Two and a half years ago I decided to try agin with bulbs from Van Engelen and they bloomed well the next spring and the year after. This year though they haven’t made any appearance yet. Snowdrops are blooming, crocus are emerging, maybe the aconites are just late.

I happened to have Louis Beebe Wilder’s book ‘Adventures with Hardy Bulbs’ next to me when I turned on my computer. She’s from NY and grew Eranthis on “quite acidic” soil. Here is what she says about failures:

“One often hears of many disappointments where plantations of Winter Aconites have been attempted, and the reason is almost invariably that the tubers have been kept too long out of th ground. It is imperitive to secure them early, in July or August, and to put them in the ground at once. If planting is delayed until the usual September or October bulb-planting season, virtue will have gone out of them and few will sprout.”

Good luck trying to get one of the big dutch merchants to ship something in July. I guess I’ll just keep trying and hope they eventually catch.
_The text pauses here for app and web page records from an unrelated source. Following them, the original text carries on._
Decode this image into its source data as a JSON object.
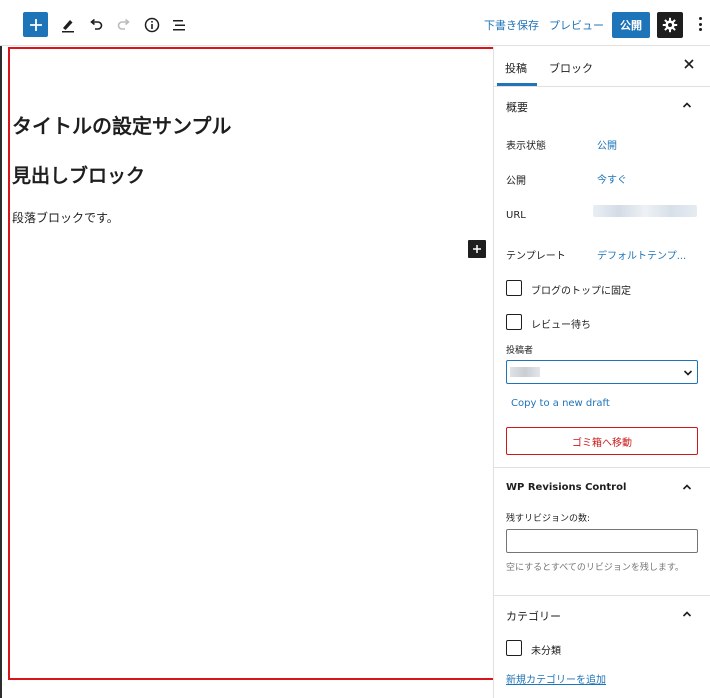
{
  "toolbar": {
    "save_draft": "下書き保存",
    "preview": "プレビュー",
    "publish": "公開"
  },
  "editor": {
    "post_title": "タイトルの設定サンプル",
    "heading_block": "見出しブロック",
    "paragraph_block": "段落ブロックです。"
  },
  "sidebar": {
    "tabs": [
      {
        "label": "投稿"
      },
      {
        "label": "ブロック"
      }
    ],
    "summary": {
      "title": "概要",
      "visibility_label": "表示状態",
      "visibility_value": "公開",
      "publish_label": "公開",
      "publish_value": "今すぐ",
      "url_label": "URL",
      "template_label": "テンプレート",
      "template_value": "デフォルトテンプ...",
      "sticky_label": "ブログのトップに固定",
      "pending_label": "レビュー待ち",
      "author_label": "投稿者",
      "copy_draft": "Copy to a new draft",
      "trash": "ゴミ箱へ移動"
    },
    "revisions": {
      "title": "WP Revisions Control",
      "keep_label": "残すリビジョンの数:",
      "input_value": "",
      "help": "空にするとすべてのリビジョンを残します。"
    },
    "categories": {
      "title": "カテゴリー",
      "items": [
        {
          "label": "未分類"
        }
      ],
      "add_new": "新規カテゴリーを追加"
    }
  },
  "colors": {
    "accent": "#1e74b8",
    "highlight_border": "#d9151c",
    "danger": "#cc1818",
    "dark": "#1e1e1e"
  }
}
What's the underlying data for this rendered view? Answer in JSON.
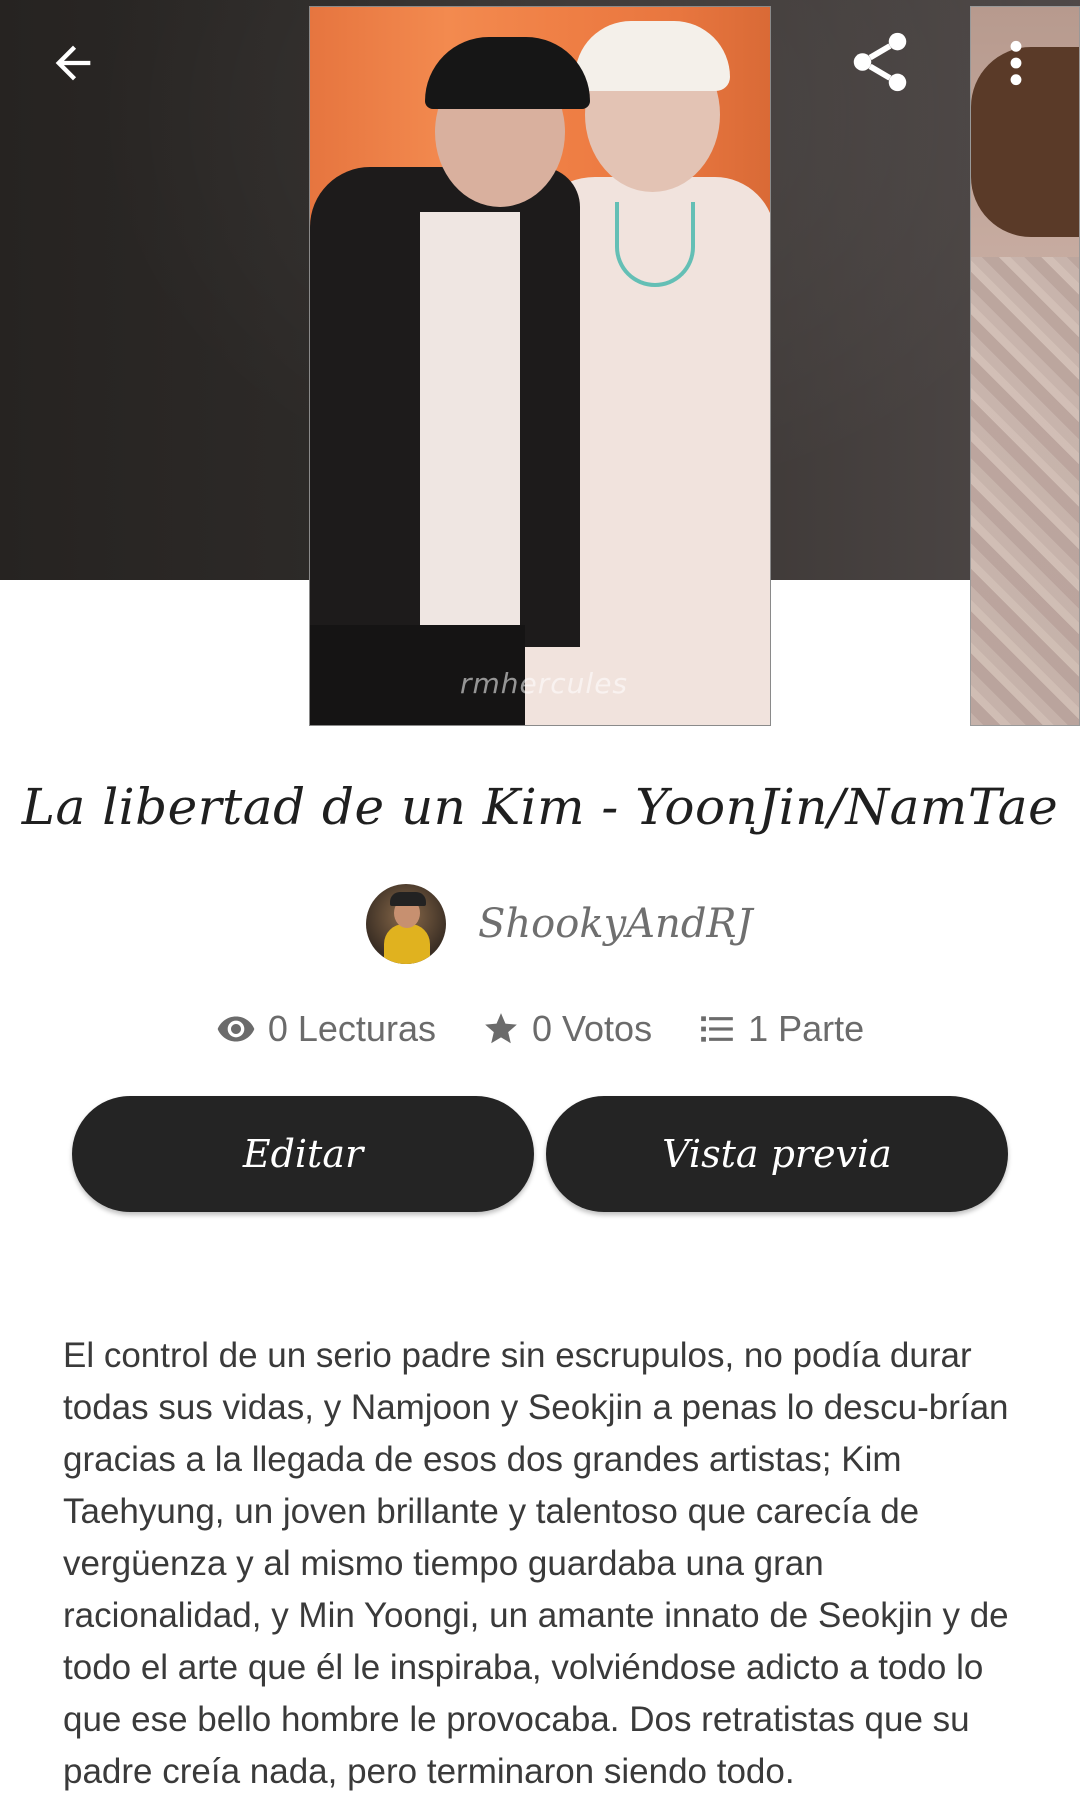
{
  "toolbar": {
    "back_icon": "arrow-left-icon",
    "share_icon": "share-icon",
    "more_icon": "more-vertical-icon"
  },
  "cover": {
    "watermark": "rmhercules"
  },
  "story": {
    "title": "La libertad de un Kim - YoonJin/NamTae",
    "author": "ShookyAndRJ",
    "stats": {
      "reads": "0 Lecturas",
      "votes": "0 Votos",
      "parts": "1 Parte"
    },
    "buttons": {
      "edit": "Editar",
      "preview": "Vista previa"
    },
    "synopsis": "El control de un serio padre sin escrupulos, no podía durar todas sus vidas, y Namjoon y Seokjin a penas lo descu-brían gracias a la llegada de esos dos grandes artistas; Kim Taehyung, un joven brillante y talentoso que carecía de vergüenza y al mismo tiempo guardaba una gran racionalidad, y Min Yoongi, un amante innato de Seokjin y de todo el arte que él le inspiraba, volviéndose adicto a todo lo que ese bello hombre le provocaba. Dos retratistas que su padre creía nada, pero terminaron siendo todo."
  },
  "colors": {
    "button_bg": "#242424",
    "button_text": "#ffffff",
    "stat_text": "#6b6b6b",
    "cover_backdrop": "#e6753f"
  }
}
entangled April 2, 2008, 8:12 am

Aha, acid clay is exactly the kind of soil I’ve been trying to grow these in for 20+ years. I always thought mine were E. hyemalis, but I planted them so long ago I don’t even remember where I bought them. Now I wonder if the survivors are actually E. cilicica. I’ll have to take a closer look at them.

Kathy Purdy April 2, 2008, 7:07 am

Shucks. I probably ought to stick with snowdrops. They seem to grow for me like eranthis do for Barbee.

Don April 1, 2008, 11:55 pm

You’re right; eranthis likes neutral to alkaline soils, and the Brits (who know about such things) say eranthis multiplies much faster in alkaline soil, and sometimes dies out in acid clay. Soaking the tubers before planting does help (I put them in moist sand for a few days). But there’s no substitute for getting fresh tubers from a good supplier. It does look like you have cilicica. The problem I sometimes run into with E. hyemalis and cilicica is that my soil is so loose that these little bulbs sometimes heave out of the ground in late winter, so I’ve taken to putting some small rocks on the surface.

MA April 1, 2008, 10:44 pm

I don’t know about eranthis, but I have to tell you I LOVE the snowdrops on the header on this page. Lovely.